Every line below that contains "Mises" is to be copied.
*** DATA EXCERPTS ***
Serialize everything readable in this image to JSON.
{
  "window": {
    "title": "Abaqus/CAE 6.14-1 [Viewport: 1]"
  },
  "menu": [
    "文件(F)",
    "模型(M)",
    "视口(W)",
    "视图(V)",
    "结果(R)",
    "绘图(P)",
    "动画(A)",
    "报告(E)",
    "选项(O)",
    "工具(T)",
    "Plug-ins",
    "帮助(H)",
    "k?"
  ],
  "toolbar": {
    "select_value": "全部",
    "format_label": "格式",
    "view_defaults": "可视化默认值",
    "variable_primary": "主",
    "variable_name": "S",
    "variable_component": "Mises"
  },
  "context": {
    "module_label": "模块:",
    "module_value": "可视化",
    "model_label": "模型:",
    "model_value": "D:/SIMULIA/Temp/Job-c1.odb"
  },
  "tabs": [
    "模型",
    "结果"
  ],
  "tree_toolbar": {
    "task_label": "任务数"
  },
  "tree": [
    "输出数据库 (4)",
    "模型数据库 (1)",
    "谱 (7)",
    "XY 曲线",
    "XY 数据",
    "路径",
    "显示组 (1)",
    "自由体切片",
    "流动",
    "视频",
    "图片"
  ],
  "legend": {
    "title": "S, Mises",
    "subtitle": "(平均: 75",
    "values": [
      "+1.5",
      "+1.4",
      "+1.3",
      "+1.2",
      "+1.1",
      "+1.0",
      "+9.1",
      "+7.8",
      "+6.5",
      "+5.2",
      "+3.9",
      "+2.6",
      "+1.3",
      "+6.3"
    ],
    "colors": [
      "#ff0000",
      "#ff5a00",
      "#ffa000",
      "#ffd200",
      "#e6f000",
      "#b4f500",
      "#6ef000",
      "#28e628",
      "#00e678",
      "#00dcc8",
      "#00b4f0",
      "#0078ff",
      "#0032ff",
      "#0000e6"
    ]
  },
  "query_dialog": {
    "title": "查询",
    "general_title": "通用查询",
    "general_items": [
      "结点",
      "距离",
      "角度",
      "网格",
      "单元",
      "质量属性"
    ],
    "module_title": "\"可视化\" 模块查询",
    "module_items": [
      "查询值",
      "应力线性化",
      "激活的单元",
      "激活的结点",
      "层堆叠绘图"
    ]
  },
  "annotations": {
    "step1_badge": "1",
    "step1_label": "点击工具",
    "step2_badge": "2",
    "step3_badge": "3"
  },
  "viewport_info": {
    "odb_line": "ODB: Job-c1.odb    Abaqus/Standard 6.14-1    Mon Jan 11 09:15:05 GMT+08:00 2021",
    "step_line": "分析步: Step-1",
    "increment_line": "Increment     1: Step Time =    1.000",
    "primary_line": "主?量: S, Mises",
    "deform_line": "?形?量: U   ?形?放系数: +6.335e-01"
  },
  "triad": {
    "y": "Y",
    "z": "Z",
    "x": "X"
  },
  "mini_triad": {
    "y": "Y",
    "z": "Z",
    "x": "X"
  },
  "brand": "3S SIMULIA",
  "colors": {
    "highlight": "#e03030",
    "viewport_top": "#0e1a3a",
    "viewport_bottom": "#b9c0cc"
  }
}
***
* _WRITTEN RESPONSE_
    "variable_component": "Mises"
    "title": "S, Mises",
    "primary_line": "主?量: S, Mises",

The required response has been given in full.